It is important that the information agents have and share with clientele shouldn’t contradict—because customers will engage with numerous agents over time.
Steps should also be taken to avoid information bottlenecks or overloads—you don’t want employees to constantly put customers on hold for solutions.
Nor does anyone want a customer to be bombarded with product recommendations, services, and sundry facts when they want a single problem solved.
Companies should endeavor to standardize not only the kind of information shared with employees but also the process required to engage with clients to ensure uniformity.
Creating a knowledge base that is accessible to customer service employees and that is regularly updated with new learnings should be a priority.
This will also ensure risk management plans are effective in case of customer emergencies.
There are a number of customer touchpoints that are overlooked in business processes—this leads to poor customer experiences.
Companies need to anticipate possible issues and address them before customers are impacted.
For instance, during a high sales season, sales personnel keep stock of how quickly items are being sold. If they are given a threshold, they know when they need to call for more supplies.
This way, customers continue to receive their product without having to wait or make a complaint.
Companies can use a timeline infographic to outline the customer touchpoints and the actions that should be undertaken.
One way to speed up business processes and to boost customer satisfaction is to automate certain tasks.
Chatbots can be used to immediately respond to customers who have simpler queries—for more complex issues, a customer service agent can be brought in.
Automation can also help to retain customers—emails generated at the cart abandonment stage can remind reluctant prospects to return for a purchase.

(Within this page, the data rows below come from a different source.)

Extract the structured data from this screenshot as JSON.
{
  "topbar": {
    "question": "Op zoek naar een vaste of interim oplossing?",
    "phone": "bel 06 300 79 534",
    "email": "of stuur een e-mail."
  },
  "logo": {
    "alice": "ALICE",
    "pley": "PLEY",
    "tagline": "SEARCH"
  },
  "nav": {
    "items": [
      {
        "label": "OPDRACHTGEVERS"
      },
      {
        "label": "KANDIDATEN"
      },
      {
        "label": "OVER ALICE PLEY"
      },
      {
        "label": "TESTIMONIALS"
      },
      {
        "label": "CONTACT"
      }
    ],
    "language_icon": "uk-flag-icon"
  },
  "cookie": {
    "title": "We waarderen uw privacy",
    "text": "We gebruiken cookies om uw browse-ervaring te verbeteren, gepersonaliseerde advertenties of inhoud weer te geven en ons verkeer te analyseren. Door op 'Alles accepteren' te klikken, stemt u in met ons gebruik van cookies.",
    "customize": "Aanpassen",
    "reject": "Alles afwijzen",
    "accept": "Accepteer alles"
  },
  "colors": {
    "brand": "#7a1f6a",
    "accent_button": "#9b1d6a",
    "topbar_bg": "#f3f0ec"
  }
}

By using automated tools, companies can also gain insights into their customers, response times, and how effective their strategy has been.
Examine Your UX
Is the user experience of your website, apps, and social media comforting and encouraging for customers?
If you weren’t part of this company, would you know how to navigate to your destination?
The UX of your brand must be geared towards customer experience. To ensure customers are comfortable with your brand’s channels, you need to optimize the processes entailed.
For instance, your website should make it easy for customers to click-through to purchase—too many pages in between could send them away from your site before the payment goes through.
While advertising is necessary, too many popups and visuals around the actual content of your site could act as a deterrent to customers.
At the end of the day, ensuring a smooth experience for customers across all channels is what you need to increase sales.
To do so, companies need to be proactive—in learning what barriers could stand in the way of customers and eliminating them.
Understanding customers—not just their needs or product desires, but what motivates them to engage with a brand or purchase an item—goes a long way in improving experiences.
And always be willing to learn and improve how you do business and handle customers.
Measure Your Results
The best way to keep improving is to measure and analyze projects and results. This can be a difficult process—and harder to be objective—but the learnings are necessary for growth.
Instead of having a hypothetical understanding of business processes, do a complete walkthrough—put yourself in the customer’s shoes so you don’t miss anything.
If changes are required, make them—the time and energy it takes to deal with complaints will far outweigh how much is spent on making a few quick changes.
Be open to feedback—if people are having trouble with one step in the process, it can’t be a problem with them.
Learn from the wins and the failures, and you will be able to deliver a more positive customer experience.
Conclusion: Put Customers First
Without customers, businesses cannot run—which is why making the process for them to find you and purchase from you is so important.
Use the above ten points to improve your business processes so your customers have a strong reason to return to you.